**Brief**
In your copy, leave out all pictures and reproduce every entry exactly.

**Input records**

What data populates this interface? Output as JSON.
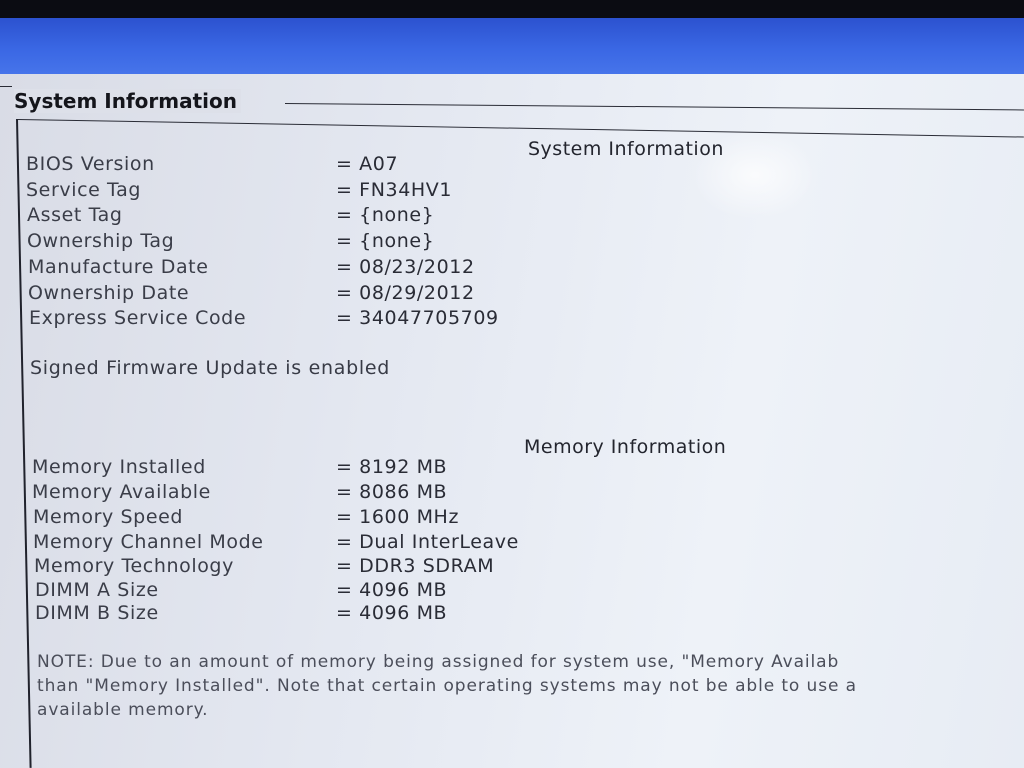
{
  "group_title": "System Information",
  "system": {
    "heading": "System Information",
    "rows": [
      {
        "label": "BIOS Version",
        "value": "A07"
      },
      {
        "label": "Service Tag",
        "value": "FN34HV1"
      },
      {
        "label": "Asset Tag",
        "value": "{none}"
      },
      {
        "label": "Ownership Tag",
        "value": "{none}"
      },
      {
        "label": "Manufacture Date",
        "value": "08/23/2012"
      },
      {
        "label": "Ownership Date",
        "value": "08/29/2012"
      },
      {
        "label": "Express Service Code",
        "value": "34047705709"
      }
    ],
    "firmware_note": "Signed Firmware Update is enabled"
  },
  "memory": {
    "heading": "Memory Information",
    "rows": [
      {
        "label": "Memory Installed",
        "value": "8192 MB"
      },
      {
        "label": "Memory Available",
        "value": "8086 MB"
      },
      {
        "label": "Memory Speed",
        "value": "1600 MHz"
      },
      {
        "label": "Memory Channel Mode",
        "value": "Dual InterLeave"
      },
      {
        "label": "Memory Technology",
        "value": "DDR3 SDRAM"
      },
      {
        "label": "DIMM A Size",
        "value": "4096 MB"
      },
      {
        "label": "DIMM B Size",
        "value": "4096 MB"
      }
    ]
  },
  "note": {
    "line1": "NOTE: Due to an amount of memory being assigned for system use, \"Memory Availab",
    "line2": "than \"Memory Installed\". Note that certain operating systems may not be able to use a",
    "line3": "available memory."
  }
}
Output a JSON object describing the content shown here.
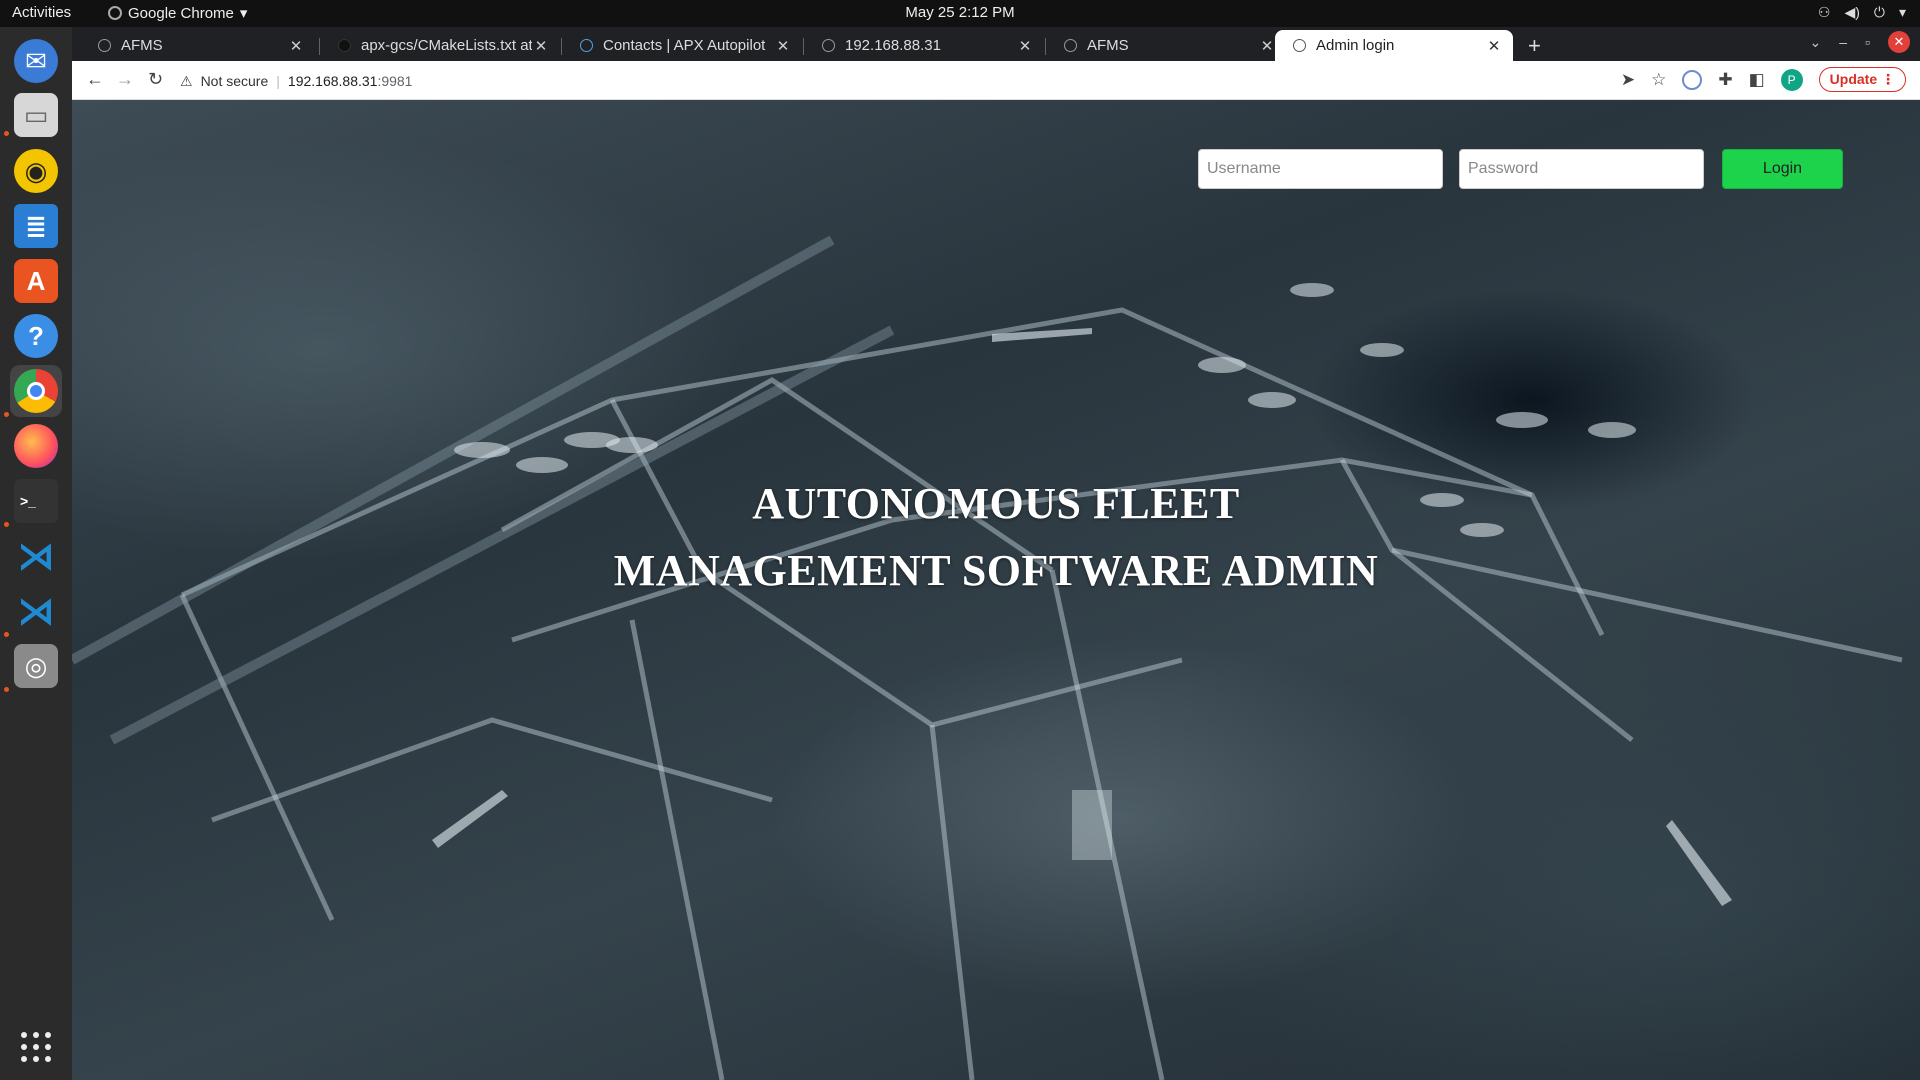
{
  "topbar": {
    "activities": "Activities",
    "app_name": "Google Chrome",
    "clock": "May 25  2:12 PM"
  },
  "dock": {
    "items": [
      {
        "icon": "thunderbird-icon",
        "color": "#3a7bd5"
      },
      {
        "icon": "files-icon",
        "color": "#d7d7d7"
      },
      {
        "icon": "rhythmbox-icon",
        "color": "#f2c500"
      },
      {
        "icon": "writer-icon",
        "color": "#2a7fd4"
      },
      {
        "icon": "software-center-icon",
        "color": "#e95420"
      },
      {
        "icon": "help-icon",
        "color": "#3a8ee6"
      },
      {
        "icon": "chrome-icon",
        "color": "#4285f4"
      },
      {
        "icon": "firefox-icon",
        "color": "#ff7139"
      },
      {
        "icon": "terminal-icon",
        "color": "#333333"
      },
      {
        "icon": "vscode-icon",
        "color": "#1f8ad2"
      },
      {
        "icon": "vscode-icon",
        "color": "#1f8ad2"
      },
      {
        "icon": "disk-icon",
        "color": "#8a8a8a"
      }
    ]
  },
  "tabs": [
    {
      "title": "AFMS",
      "active": false
    },
    {
      "title": "apx-gcs/CMakeLists.txt at",
      "active": false
    },
    {
      "title": "Contacts | APX Autopilot",
      "active": false
    },
    {
      "title": "192.168.88.31",
      "active": false
    },
    {
      "title": "AFMS",
      "active": false
    },
    {
      "title": "Admin login",
      "active": true
    }
  ],
  "address_bar": {
    "security": "Not secure",
    "host": "192.168.88.31",
    "port": ":9981"
  },
  "toolbar": {
    "profile_initial": "P",
    "update_label": "Update"
  },
  "login": {
    "username_placeholder": "Username",
    "password_placeholder": "Password",
    "button_label": "Login",
    "button_color": "#1ed34c"
  },
  "headline": {
    "line1": "AUTONOMOUS FLEET",
    "line2": "MANAGEMENT SOFTWARE ADMIN"
  }
}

**Output of the exercise**
What data populates this interface? Output as JSON.
{
  "group_title": "System Information",
  "system": {
    "heading": "System Information",
    "rows": [
      {
        "label": "BIOS Version",
        "value": "A07"
      },
      {
        "label": "Service Tag",
        "value": "FN34HV1"
      },
      {
        "label": "Asset Tag",
        "value": "{none}"
      },
      {
        "label": "Ownership Tag",
        "value": "{none}"
      },
      {
        "label": "Manufacture Date",
        "value": "08/23/2012"
      },
      {
        "label": "Ownership Date",
        "value": "08/29/2012"
      },
      {
        "label": "Express Service Code",
        "value": "34047705709"
      }
    ],
    "firmware_note": "Signed Firmware Update is enabled"
  },
  "memory": {
    "heading": "Memory Information",
    "rows": [
      {
        "label": "Memory Installed",
        "value": "8192 MB"
      },
      {
        "label": "Memory Available",
        "value": "8086 MB"
      },
      {
        "label": "Memory Speed",
        "value": "1600 MHz"
      },
      {
        "label": "Memory Channel Mode",
        "value": "Dual InterLeave"
      },
      {
        "label": "Memory Technology",
        "value": "DDR3 SDRAM"
      },
      {
        "label": "DIMM A Size",
        "value": "4096 MB"
      },
      {
        "label": "DIMM B Size",
        "value": "4096 MB"
      }
    ]
  },
  "note": {
    "line1": "NOTE: Due to an amount of memory being assigned for system use, \"Memory Availab",
    "line2": "than \"Memory Installed\". Note that certain operating systems may not be able to use a",
    "line3": "available memory."
  }
}
Output a JSON object describing the content shown here.
{
  "topbar": {
    "activities": "Activities",
    "app_name": "Google Chrome",
    "clock": "May 25  2:12 PM"
  },
  "dock": {
    "items": [
      {
        "icon": "thunderbird-icon",
        "color": "#3a7bd5"
      },
      {
        "icon": "files-icon",
        "color": "#d7d7d7"
      },
      {
        "icon": "rhythmbox-icon",
        "color": "#f2c500"
      },
      {
        "icon": "writer-icon",
        "color": "#2a7fd4"
      },
      {
        "icon": "software-center-icon",
        "color": "#e95420"
      },
      {
        "icon": "help-icon",
        "color": "#3a8ee6"
      },
      {
        "icon": "chrome-icon",
        "color": "#4285f4"
      },
      {
        "icon": "firefox-icon",
        "color": "#ff7139"
      },
      {
        "icon": "terminal-icon",
        "color": "#333333"
      },
      {
        "icon": "vscode-icon",
        "color": "#1f8ad2"
      },
      {
        "icon": "vscode-icon",
        "color": "#1f8ad2"
      },
      {
        "icon": "disk-icon",
        "color": "#8a8a8a"
      }
    ]
  },
  "tabs": [
    {
      "title": "AFMS",
      "active": false
    },
    {
      "title": "apx-gcs/CMakeLists.txt at",
      "active": false
    },
    {
      "title": "Contacts | APX Autopilot",
      "active": false
    },
    {
      "title": "192.168.88.31",
      "active": false
    },
    {
      "title": "AFMS",
      "active": false
    },
    {
      "title": "Admin login",
      "active": true
    }
  ],
  "address_bar": {
    "security": "Not secure",
    "host": "192.168.88.31",
    "port": ":9981"
  },
  "toolbar": {
    "profile_initial": "P",
    "update_label": "Update"
  },
  "login": {
    "username_placeholder": "Username",
    "password_placeholder": "Password",
    "button_label": "Login",
    "button_color": "#1ed34c"
  },
  "headline": {
    "line1": "AUTONOMOUS FLEET",
    "line2": "MANAGEMENT SOFTWARE ADMIN"
  }
}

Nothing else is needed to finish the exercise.